**Motivation.** An *intersecting family* is a collection of subsets ${\cal S}\subseteq {\cal P}(X)$ of a set $X\neq \emptyset$ such that $A\cap B\neq \emptyset$ for all $A,B\in {\cal S}$. The intersections of members of ${\cal S}$ can be quite large. I was wondering whether it is always possible to "shrink" ${\cal S}$ such that a lot of intersections between $2$ sets become singletons.

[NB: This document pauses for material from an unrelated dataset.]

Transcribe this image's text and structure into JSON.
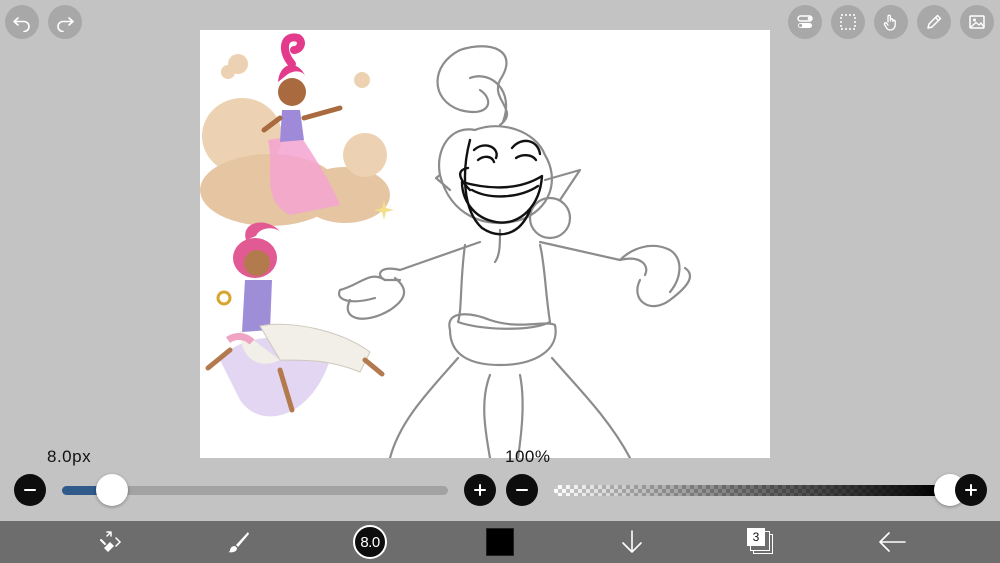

**Shrinkings.** If ${\cal S}\subseteq {\cal P}(X)$ is intersecting, we say that ${\cal S}^*\subseteq {\cal P}(X)$ is a *shrinking* of ${\cal S}$ if ${\cal S}^*$ is intersecting and there is a bijection $\varphi:{\cal S} \to {\cal S^*}$ such that for all $A \in {\cal S}$ we have that $\varphi(A)\subseteq A$.

For any set $Z$, let $[Z]^2=\big\{\{a,b\}:a\neq b\in Z\big\}$. Moreover, we set $[{\cal S}]^2_1:=\big\{\{A,B\} \in [{\cal S}]^2: |A\cap B|=1\big\}$. We say ${\cal S}$ is *intersection-efficient* if $$\big|[{\cal S}]^2_1\big| \geq \big|[{\cal S}]^2 \setminus [{\cal S}]^2_1\big|.$$

**Question.** If ${\cal S}\subseteq {\cal P}(X)$ is intersecting, is there a shrinking ${\cal S}^*\subseteq {\cal P}(X)$ of ${\cal S}$ such that ${\cal S}^*$ is intersection-efficient?